Variable costs, as the name indicates, can change from day to day and shift to shift. In this three-part series, we will break down how to effectively control variable costs. In part 1, we discussed the secrets to controlling labor costs. Part 2 focused on the secrets of controlling food costs.

In Part 3, we will discuss tips on how to control overhead costs.

How to control overhead costs

Your overhead costs include your directly controllable expenses, like supplies, repairs, and marketing, as well as your non-controllable fixed operating expenses, such as rent, utilities, linens, etc.

Since the restaurant business is such a low margin industry, you must shave pennies everywhere you can, so it is important to question every line item in your budget, including noncontrollable costs. Renegotiating contract rates for rent, insurance, and suppliers can cut your overhead costs. There are many other small, creative ways to control “uncontrollable” costs at a manager level. These small changes can add up to big savings. Here are a few areas to consider:

Cut back on electricity and water

Running the daily lighting, air conditioning/heating, and equipment can rack up huge electricity bills. If you are not already on an automatic timer system, implement a start/ stop plan for lights and appliances. Your openers may arrive two hours before the restaurant opens, but that doesn’t mean that they must turn everything on at that time. Make sure that you are only powering on the equipment that you need when you need it.

Additionally, when possible, turn off equipment when it is idle. Idle equipment still costs money if it is turned on. For example, if your bar stays open until 2 a.m. but you stop serving food at midnight, ensure that your employees know which pieces of equipment should be turned off by what time.

Check with your electric company about how to save money. Believe it or not, they want to work with you on how to reduce your energy consumption. Most major companies have guides available online on how you can lower your commercial energy costs. Many even have guides specific to restaurants available. Call and see if you they will send someone to your site and give you very specific tips based on your operation.

The same is true with your water. The restaurant business accounts for 15% of all U.S. water consumption, making the water utility companies eager to help with conservation programs and in some cases even offer incentives.

Lesson the load of linens

This may seem petty but locking up your linens can be a real money saver. If employees have unlimited access to linens, they will use as much as they see necessary without regard to costs.

Introduce a system where you divide your linens based on shifts upon receipt of the shipment. Then hand an apron and a designated number of towels to wait staff and kitchen employees at the beginning of their shifts. Of course they can swap out their apron should it be needed or grab additional towels if there is a big clean up, but having a manager issue the additional linens greatly reduces usage.

In addition, it helps you order linens more accurately in the future because you have threshold count and are aware of exactly what your restaurant uses each shift.

Reduce the replacement of smallwares

These are any of the small necessary restaurant items that are not equipment and cost less than $500. This category includes glasses, eating utensils, dishware, pots and pans, utensils, etc. This is a major purchase when a restaurant opens but there must be a line item in the monthly budget for replacing lost, stolen, or worn smallwares.

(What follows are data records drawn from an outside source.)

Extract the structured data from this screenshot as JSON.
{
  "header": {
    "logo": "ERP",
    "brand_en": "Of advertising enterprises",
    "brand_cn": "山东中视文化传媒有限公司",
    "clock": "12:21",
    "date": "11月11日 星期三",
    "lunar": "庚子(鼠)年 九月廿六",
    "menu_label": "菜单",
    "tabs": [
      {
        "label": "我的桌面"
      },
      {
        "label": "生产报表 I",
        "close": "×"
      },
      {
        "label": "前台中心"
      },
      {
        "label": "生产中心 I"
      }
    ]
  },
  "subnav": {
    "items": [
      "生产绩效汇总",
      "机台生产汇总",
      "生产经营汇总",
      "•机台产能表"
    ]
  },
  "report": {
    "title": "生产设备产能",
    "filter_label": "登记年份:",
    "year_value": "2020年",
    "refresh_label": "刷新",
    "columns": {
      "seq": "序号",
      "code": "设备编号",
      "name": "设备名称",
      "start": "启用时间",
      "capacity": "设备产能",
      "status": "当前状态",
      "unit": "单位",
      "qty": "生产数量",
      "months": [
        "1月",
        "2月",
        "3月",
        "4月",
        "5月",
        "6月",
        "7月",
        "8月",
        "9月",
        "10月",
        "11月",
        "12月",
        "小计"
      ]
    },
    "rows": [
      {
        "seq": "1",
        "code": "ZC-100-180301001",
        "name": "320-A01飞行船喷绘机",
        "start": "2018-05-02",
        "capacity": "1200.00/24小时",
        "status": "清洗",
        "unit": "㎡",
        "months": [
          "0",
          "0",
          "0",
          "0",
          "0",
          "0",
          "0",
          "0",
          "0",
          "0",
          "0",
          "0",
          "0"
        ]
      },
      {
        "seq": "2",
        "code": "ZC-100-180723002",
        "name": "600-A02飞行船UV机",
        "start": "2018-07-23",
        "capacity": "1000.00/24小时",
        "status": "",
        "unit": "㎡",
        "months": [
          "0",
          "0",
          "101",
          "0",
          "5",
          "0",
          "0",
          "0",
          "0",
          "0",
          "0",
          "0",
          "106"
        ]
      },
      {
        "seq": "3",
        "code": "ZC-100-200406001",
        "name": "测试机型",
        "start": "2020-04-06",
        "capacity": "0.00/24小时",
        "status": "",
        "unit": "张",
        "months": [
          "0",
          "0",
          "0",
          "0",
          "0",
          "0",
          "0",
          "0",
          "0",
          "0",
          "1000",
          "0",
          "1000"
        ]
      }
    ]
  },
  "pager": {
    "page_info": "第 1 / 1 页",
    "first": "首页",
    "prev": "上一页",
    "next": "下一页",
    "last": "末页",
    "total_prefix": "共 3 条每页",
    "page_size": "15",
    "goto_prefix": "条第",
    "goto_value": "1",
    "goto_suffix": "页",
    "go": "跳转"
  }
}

If you are spending too much on smallwares, this could be a place to control costs. Employees often don’t think about how quickly these small costs can add up. How many knives, forks and spoons are being tossed out daily? How many broken glasses do you replace each month? Whether this is intentional or not, it is worth training employees on the proper handling of these items.

Almost every expense can be controlled at some level. Even the smallest savings can make a difference to your bottom line. As Benjamin Franklin once said: “Beware of little expenses. A small leak will sink a great ship.”